It is commonly agreed upon a strong link between emotion and olfaction. Odor-evoked memories are experienced as more emotional compared with verbal, visual, and tactile stimuli. Moreover, the emotional quality of odor cues increases memory performance, but contrary to this, odors are poor retrieval cues for verbal labels. To examine the relation between the emotional quality of an odor and its likelihood of identification, this study evaluates how normative emotion ratings based on the 3-dimensional affective space model (that includes valence, arousal, and dominance), using the Self-Assessment Manikin by Bradley and Lang (Bradley MM, Lang PJ. 1994. Measuring emotion: the Self-Assessment Manikin and the Semantic Differential. J Behav Ther Exp Psychiatry. 25(1):49-59.) and the Positive and Negative Affect Schedule (Watson D, Clark LA, Tellegen A. 1988. Development and validation of brief measures of positive and negative affect: the PANAS scales. J Pers Soc Psychol. 54(6):1063-1070.) predict the identification of odors in a multiple choice condition. The best fitting logistic regression model includes squared valence and dominance and thus, points to a significant role of specific emotional features of odors as a main clue for odor identification.
- Empowering people to change occupational behaviours to address critical global issues. [Journal Article]
- Can J Occup Ther 2015 Jun; 82(3):194-204.
The greatest threat to human well-being in this century is climate change and related global issues.We examined the effectiveness of the Modified Instrumentalism in Occupational Therapy model as a framework for facilitating occupational behaviour change to address climate change and related issues.Eleven individuals participated in this mixed-methods single-subject-design study. Data were gathered using the Modified Assessment and Intervention Instrument for Instrumentalism in Occupational Therapy and Daily Occupational Inventories. Quantitative data were analyzed using two- and three-standard deviation band methods. Qualitative data were analyzed using heuristic phenomenological procedures.Occupational performance changed for five participants. Participants' feelings shifted from frustration and helplessness to empowerment and a desire for action. They felt empowered to find occupation-based solutions to the global issues.Occupation-based interventions that increase personal awareness of the connection between occupational performance and global issues could empower people to be agents for action to ameliorate the issues.

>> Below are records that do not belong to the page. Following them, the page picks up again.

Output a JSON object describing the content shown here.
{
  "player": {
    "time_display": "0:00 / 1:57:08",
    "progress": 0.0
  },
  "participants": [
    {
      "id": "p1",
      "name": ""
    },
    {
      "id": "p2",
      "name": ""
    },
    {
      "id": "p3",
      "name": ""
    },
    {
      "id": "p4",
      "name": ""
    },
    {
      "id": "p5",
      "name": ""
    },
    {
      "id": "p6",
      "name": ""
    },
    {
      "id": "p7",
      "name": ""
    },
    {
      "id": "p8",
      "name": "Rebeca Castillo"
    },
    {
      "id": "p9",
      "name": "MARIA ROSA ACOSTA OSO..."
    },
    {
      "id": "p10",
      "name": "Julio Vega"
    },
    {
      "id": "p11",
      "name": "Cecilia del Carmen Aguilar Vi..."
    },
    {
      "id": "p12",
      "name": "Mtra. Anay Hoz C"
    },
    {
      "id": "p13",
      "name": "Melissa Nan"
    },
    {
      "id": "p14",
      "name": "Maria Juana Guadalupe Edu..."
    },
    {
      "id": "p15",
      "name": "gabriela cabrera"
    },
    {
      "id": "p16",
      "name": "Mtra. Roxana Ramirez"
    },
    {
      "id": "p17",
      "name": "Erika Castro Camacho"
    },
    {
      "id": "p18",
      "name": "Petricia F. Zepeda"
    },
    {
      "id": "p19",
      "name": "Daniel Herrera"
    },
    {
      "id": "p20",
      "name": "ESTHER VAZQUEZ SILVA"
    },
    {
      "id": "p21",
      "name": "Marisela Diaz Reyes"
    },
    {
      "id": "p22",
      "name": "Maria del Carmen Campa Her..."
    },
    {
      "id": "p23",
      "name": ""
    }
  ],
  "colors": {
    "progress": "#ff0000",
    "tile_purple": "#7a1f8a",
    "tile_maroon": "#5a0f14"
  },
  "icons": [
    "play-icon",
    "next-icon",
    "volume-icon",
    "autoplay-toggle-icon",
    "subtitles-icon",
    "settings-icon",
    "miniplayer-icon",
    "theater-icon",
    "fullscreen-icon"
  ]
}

- Comparing and Using Occupation-Focused Models. [Comparative Study, Journal Article]
- Occup Ther Health Care 2015; 29(3):297-315.
As health care moves toward understanding the importance of function, participation and occupation, occupational therapists would be well served to use occupation-focused theories to guide intervention. Most therapists understand that applying occupation-focused models supports best practice, but many do not routinely use these models. Barriers to application of theory include lack of understanding of the models and limited strategies to select and apply them for maximum client benefit. The aim of this article is to compare occupation-focused models and provide recommendations on how to choose and combine these models in practice; and to provide a systematic approach for integrating occupation-focused models with frames of reference to guide assessment and intervention.